Going through the entries below, find how many lines hold "icon", then give that number alone.

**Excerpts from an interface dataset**
--------------------
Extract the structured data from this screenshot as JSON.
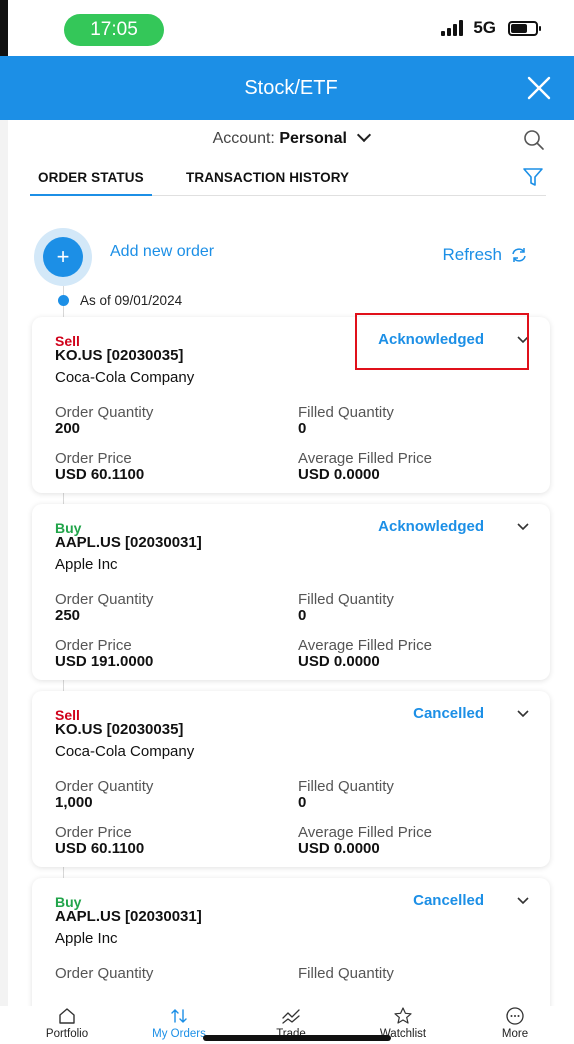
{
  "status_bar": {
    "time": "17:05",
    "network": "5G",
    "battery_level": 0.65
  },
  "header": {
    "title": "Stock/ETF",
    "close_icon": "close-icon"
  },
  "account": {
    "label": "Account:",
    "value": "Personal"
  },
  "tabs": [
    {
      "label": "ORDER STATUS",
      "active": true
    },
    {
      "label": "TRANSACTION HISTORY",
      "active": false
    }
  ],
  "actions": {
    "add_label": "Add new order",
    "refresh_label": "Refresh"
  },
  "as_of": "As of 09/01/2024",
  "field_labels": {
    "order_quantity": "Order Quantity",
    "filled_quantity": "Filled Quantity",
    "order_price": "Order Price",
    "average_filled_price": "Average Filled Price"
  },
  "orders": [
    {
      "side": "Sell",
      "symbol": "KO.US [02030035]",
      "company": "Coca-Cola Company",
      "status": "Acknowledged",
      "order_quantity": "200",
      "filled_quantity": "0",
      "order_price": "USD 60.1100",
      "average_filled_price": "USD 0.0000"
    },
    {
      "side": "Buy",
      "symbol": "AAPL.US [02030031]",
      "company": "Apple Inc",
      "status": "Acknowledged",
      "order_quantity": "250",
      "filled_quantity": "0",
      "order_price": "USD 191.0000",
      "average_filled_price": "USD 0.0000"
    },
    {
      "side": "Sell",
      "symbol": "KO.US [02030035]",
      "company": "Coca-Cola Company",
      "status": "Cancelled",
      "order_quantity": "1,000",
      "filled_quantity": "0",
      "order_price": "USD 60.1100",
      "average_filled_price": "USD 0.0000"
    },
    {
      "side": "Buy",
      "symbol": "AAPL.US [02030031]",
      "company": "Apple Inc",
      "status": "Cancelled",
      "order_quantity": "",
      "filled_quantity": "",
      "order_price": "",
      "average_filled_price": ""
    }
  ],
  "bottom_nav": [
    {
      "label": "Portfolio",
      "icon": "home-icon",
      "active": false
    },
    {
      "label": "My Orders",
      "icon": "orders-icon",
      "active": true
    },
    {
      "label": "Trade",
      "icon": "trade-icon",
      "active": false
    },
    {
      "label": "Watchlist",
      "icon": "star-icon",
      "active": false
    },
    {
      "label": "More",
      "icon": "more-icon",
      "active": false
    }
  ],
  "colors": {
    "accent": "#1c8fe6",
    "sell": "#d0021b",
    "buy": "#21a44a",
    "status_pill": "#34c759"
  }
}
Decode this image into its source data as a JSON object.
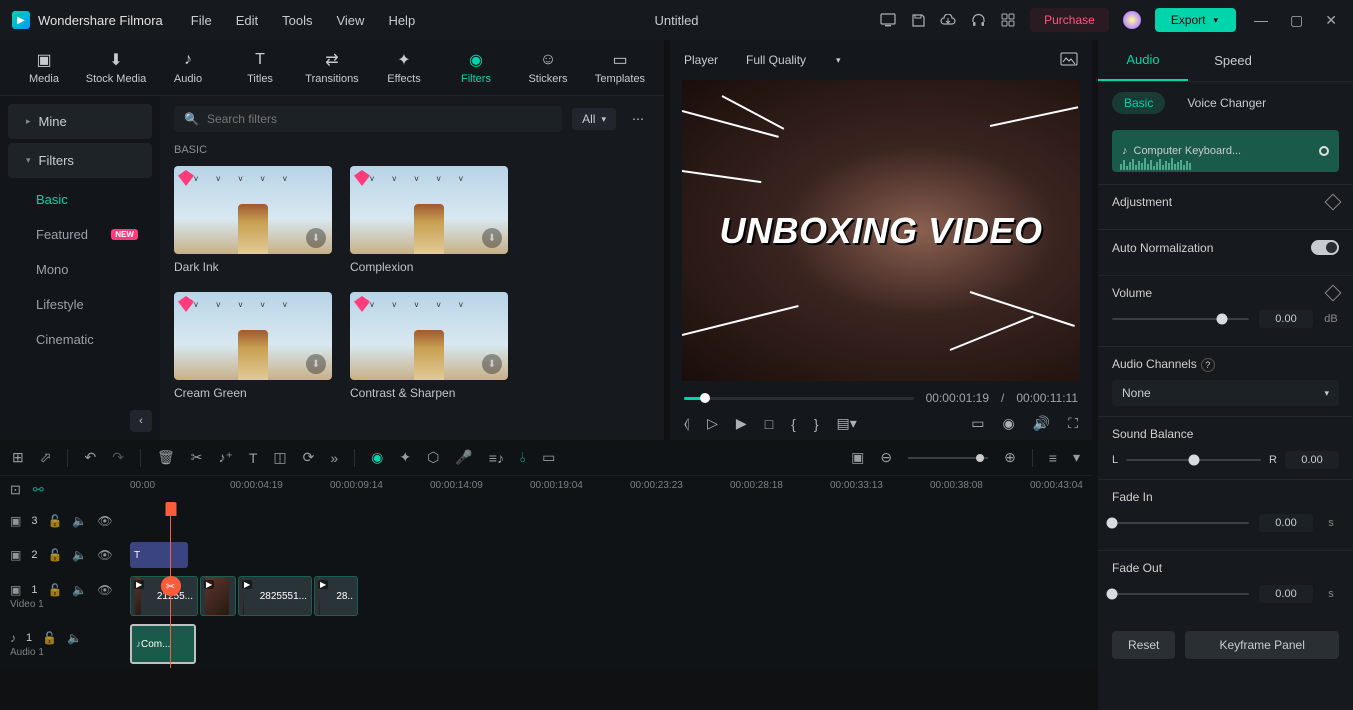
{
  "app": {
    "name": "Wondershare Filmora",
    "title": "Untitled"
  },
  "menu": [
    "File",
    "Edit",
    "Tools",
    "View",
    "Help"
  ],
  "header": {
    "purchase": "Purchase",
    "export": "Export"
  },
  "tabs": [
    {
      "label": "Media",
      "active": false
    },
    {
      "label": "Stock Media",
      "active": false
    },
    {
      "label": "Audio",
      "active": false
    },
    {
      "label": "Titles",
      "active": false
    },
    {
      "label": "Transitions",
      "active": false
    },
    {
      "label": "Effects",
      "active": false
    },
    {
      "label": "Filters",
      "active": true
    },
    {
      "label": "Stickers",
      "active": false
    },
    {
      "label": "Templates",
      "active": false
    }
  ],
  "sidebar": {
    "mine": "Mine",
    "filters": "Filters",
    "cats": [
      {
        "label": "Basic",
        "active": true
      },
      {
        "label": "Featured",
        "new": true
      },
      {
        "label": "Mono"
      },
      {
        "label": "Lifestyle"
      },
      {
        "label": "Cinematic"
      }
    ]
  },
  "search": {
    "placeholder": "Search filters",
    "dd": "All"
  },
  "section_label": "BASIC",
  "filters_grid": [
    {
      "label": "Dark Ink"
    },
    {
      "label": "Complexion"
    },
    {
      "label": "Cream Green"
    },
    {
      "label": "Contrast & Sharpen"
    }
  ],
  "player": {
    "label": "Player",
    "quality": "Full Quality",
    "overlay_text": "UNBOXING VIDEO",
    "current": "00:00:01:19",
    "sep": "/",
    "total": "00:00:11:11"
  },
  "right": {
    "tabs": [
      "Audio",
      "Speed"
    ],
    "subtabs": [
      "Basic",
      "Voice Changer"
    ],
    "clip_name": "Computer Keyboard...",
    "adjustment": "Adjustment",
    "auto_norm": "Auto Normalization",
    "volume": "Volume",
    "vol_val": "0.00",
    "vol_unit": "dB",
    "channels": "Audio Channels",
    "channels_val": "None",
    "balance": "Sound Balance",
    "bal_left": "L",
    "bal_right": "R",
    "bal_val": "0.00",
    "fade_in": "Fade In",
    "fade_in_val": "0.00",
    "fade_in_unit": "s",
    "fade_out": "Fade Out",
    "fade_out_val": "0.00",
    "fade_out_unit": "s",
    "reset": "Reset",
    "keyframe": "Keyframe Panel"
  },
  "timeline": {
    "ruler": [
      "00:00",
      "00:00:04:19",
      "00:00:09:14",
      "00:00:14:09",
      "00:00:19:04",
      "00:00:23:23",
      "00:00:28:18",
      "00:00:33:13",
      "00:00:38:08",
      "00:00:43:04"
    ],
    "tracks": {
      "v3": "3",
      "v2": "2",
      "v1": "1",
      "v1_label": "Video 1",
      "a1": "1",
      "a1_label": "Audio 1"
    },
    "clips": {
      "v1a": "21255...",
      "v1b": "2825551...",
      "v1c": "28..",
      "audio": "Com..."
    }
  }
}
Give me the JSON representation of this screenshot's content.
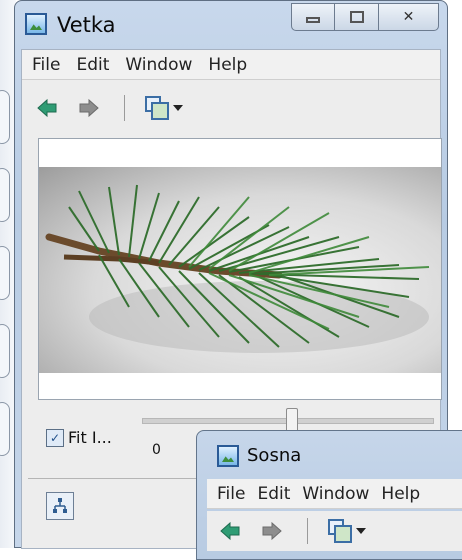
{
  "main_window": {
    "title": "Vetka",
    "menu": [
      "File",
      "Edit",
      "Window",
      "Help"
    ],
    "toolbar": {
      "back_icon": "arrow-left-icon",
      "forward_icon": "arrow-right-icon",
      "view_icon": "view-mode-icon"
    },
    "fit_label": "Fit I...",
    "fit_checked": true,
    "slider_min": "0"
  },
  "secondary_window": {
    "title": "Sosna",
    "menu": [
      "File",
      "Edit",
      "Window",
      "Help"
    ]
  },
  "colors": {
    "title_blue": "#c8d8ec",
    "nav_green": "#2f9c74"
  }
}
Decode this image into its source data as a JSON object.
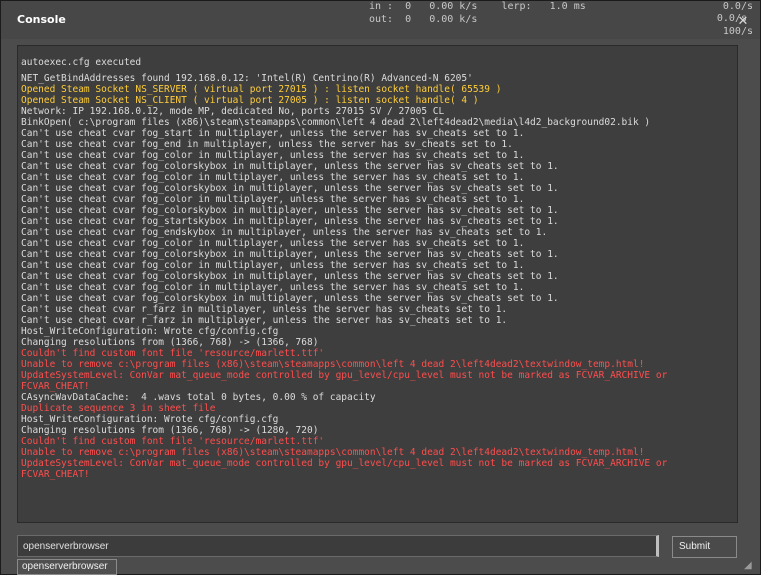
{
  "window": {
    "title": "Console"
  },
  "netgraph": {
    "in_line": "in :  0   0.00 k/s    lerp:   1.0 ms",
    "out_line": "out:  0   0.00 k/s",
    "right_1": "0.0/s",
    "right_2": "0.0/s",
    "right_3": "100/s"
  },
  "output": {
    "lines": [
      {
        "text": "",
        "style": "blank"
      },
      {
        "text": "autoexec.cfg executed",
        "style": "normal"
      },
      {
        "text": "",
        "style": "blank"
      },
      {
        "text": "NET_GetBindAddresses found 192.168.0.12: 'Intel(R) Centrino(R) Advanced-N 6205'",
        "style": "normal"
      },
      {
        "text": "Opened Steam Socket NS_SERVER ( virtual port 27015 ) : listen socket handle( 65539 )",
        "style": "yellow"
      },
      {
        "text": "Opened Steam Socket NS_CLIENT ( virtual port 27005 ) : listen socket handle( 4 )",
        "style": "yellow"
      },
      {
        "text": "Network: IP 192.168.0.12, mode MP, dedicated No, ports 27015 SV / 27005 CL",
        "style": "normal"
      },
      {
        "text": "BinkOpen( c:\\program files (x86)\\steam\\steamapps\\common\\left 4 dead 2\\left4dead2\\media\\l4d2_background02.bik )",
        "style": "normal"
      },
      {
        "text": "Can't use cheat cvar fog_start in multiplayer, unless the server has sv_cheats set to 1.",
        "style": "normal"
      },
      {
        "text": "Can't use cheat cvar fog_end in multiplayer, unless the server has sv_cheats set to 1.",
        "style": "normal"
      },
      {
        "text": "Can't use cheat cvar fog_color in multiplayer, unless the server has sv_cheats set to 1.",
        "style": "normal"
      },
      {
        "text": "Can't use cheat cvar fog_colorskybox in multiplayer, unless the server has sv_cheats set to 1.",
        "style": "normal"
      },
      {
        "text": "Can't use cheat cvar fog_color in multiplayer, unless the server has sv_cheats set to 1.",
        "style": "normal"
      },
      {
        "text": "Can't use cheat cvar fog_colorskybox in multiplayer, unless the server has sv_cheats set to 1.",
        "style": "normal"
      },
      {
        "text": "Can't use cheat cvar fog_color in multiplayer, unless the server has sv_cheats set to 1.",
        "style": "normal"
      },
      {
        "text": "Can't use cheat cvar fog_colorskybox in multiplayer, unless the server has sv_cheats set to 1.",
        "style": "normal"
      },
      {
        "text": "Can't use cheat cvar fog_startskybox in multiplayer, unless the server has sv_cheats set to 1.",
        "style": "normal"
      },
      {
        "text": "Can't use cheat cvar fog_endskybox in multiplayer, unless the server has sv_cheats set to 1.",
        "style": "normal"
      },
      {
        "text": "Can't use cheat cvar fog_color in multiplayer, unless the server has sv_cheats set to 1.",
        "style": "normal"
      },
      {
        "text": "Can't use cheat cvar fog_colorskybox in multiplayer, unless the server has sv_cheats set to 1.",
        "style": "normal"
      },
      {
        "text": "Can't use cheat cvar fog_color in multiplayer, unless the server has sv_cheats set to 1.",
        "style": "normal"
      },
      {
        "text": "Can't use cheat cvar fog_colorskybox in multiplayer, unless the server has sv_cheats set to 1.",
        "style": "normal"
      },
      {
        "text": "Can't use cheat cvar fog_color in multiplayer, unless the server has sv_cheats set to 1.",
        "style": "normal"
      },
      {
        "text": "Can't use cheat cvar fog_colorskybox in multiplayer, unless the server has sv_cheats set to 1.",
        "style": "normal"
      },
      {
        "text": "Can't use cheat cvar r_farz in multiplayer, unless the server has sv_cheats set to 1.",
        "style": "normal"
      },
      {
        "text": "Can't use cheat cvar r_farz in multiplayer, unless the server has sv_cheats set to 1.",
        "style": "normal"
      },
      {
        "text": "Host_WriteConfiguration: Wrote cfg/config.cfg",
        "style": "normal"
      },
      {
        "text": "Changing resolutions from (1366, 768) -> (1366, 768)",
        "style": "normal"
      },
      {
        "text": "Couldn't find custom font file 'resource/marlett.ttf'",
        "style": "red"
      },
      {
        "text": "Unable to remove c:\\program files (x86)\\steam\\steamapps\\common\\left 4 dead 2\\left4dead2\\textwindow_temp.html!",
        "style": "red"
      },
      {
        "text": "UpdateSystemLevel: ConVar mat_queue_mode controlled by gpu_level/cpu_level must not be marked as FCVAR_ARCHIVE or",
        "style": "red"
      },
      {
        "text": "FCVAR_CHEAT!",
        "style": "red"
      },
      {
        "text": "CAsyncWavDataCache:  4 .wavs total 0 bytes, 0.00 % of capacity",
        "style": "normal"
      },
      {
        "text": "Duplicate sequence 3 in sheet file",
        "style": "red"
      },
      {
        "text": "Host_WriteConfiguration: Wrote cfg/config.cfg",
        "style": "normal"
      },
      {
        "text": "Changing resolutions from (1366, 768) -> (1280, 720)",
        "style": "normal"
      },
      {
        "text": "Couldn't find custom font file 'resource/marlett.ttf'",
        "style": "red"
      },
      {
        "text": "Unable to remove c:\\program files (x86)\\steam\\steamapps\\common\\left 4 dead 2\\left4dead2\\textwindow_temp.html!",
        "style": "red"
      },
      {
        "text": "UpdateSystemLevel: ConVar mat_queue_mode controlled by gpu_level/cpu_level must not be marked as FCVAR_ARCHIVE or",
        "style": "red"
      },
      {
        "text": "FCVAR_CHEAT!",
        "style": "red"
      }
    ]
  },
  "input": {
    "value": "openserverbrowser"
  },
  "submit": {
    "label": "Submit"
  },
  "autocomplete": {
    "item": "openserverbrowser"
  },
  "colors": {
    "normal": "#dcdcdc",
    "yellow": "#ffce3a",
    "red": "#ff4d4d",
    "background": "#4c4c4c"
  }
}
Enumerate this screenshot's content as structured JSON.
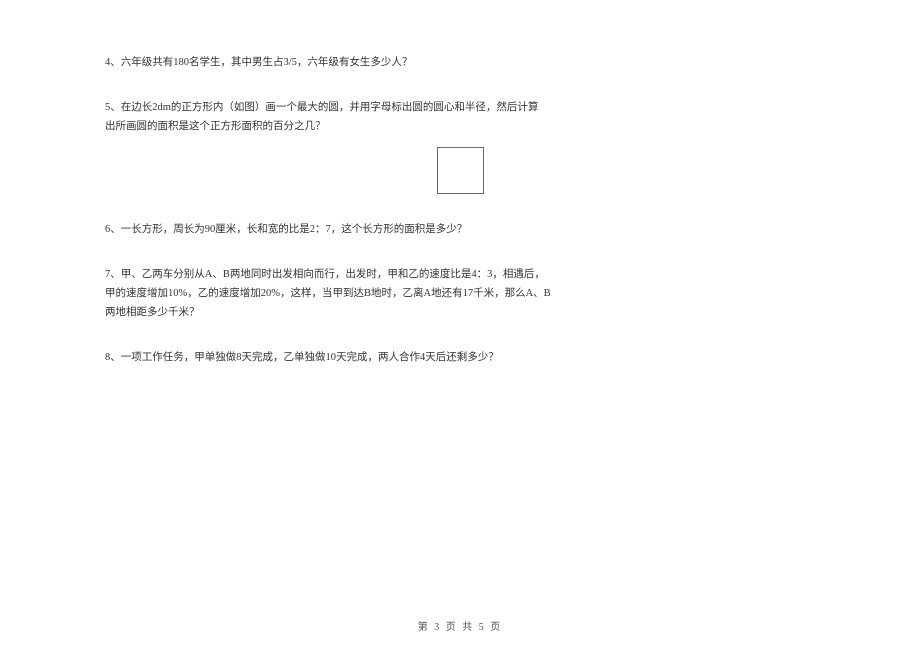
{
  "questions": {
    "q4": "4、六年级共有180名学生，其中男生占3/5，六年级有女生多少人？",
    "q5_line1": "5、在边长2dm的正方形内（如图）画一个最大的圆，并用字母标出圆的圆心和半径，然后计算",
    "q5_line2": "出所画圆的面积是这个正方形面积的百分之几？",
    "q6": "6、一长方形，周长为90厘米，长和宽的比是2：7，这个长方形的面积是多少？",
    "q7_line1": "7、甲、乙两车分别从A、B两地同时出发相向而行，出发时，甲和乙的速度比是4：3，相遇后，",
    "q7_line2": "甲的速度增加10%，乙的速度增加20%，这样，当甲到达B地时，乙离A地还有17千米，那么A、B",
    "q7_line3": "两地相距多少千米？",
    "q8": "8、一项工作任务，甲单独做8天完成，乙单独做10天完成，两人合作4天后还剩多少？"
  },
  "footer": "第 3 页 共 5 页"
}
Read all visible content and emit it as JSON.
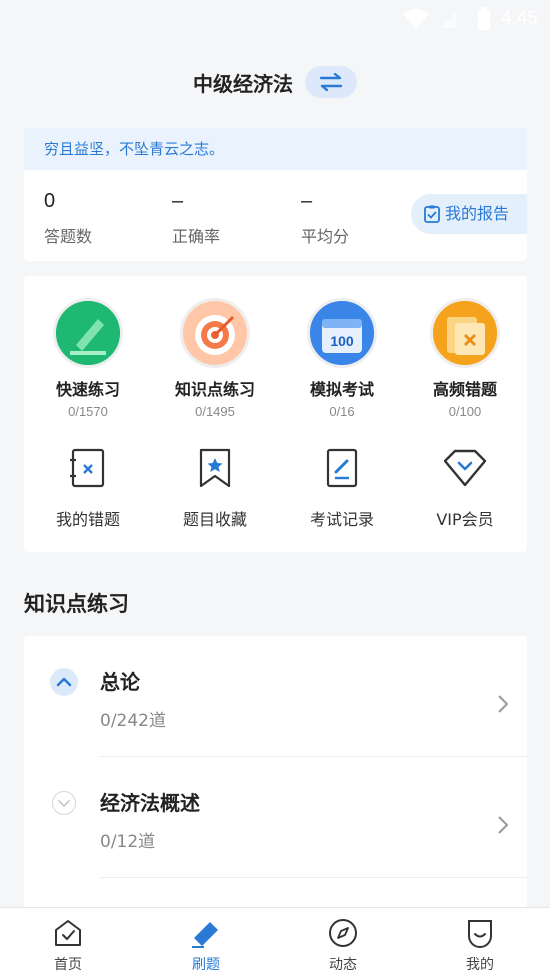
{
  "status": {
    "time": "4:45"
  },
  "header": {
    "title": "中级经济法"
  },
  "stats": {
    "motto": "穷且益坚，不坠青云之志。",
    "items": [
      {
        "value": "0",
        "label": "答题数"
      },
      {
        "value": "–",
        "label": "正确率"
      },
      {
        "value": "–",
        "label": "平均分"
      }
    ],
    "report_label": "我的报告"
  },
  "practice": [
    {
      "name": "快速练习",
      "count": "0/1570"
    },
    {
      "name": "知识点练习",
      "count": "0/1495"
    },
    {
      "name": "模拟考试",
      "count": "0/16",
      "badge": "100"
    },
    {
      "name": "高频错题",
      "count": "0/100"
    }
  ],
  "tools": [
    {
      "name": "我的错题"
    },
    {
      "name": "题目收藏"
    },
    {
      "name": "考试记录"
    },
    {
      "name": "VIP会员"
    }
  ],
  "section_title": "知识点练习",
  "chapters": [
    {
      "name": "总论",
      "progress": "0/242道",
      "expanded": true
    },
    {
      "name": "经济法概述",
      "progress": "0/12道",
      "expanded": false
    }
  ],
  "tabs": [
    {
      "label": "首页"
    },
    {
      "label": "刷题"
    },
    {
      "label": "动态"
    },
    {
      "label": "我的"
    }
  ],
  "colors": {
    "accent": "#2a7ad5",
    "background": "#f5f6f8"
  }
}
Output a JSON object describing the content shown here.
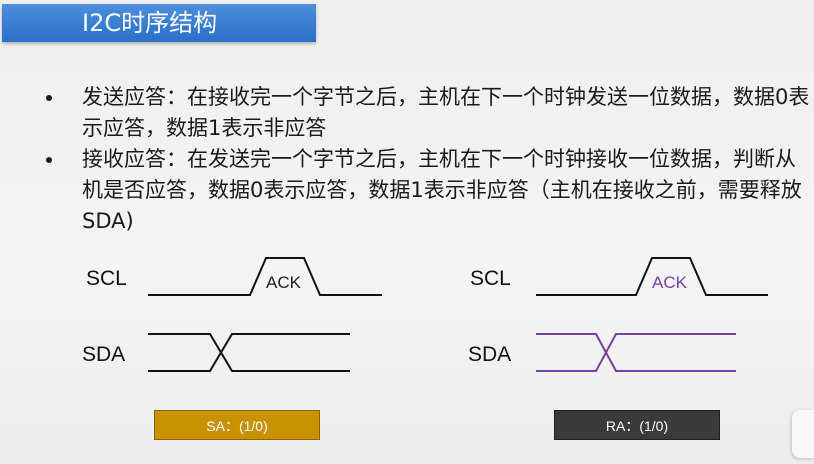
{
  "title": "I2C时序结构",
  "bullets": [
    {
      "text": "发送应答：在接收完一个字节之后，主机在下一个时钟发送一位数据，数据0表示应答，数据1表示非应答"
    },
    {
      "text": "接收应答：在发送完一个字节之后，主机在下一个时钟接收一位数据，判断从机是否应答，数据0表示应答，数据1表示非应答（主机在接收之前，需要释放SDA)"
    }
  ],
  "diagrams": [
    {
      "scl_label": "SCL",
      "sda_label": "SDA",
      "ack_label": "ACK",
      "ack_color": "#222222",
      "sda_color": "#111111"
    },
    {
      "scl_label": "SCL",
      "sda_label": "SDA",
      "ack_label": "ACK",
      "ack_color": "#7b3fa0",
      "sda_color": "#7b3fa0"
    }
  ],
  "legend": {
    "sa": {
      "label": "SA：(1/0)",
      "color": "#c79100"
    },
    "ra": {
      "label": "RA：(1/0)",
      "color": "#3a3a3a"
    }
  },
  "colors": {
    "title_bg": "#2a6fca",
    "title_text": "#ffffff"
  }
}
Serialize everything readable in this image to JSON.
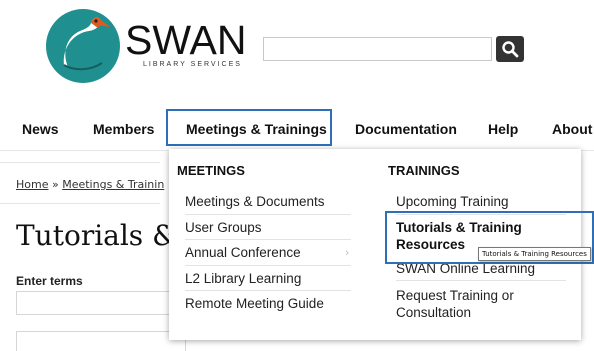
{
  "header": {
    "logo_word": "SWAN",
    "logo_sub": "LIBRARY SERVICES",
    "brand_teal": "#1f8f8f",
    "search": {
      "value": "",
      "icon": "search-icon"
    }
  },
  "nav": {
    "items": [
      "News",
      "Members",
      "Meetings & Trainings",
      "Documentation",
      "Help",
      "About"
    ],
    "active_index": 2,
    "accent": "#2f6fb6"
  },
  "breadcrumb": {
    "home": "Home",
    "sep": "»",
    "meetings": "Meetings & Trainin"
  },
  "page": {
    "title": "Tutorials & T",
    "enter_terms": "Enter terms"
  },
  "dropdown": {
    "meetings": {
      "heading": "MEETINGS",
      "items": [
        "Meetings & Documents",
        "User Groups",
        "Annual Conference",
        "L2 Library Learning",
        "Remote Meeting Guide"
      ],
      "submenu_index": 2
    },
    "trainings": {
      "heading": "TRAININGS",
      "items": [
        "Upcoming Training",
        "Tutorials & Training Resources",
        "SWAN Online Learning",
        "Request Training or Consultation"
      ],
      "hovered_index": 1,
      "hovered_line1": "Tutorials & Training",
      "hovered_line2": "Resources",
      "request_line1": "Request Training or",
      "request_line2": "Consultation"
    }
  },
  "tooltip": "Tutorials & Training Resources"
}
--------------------
**Completed exercise**
10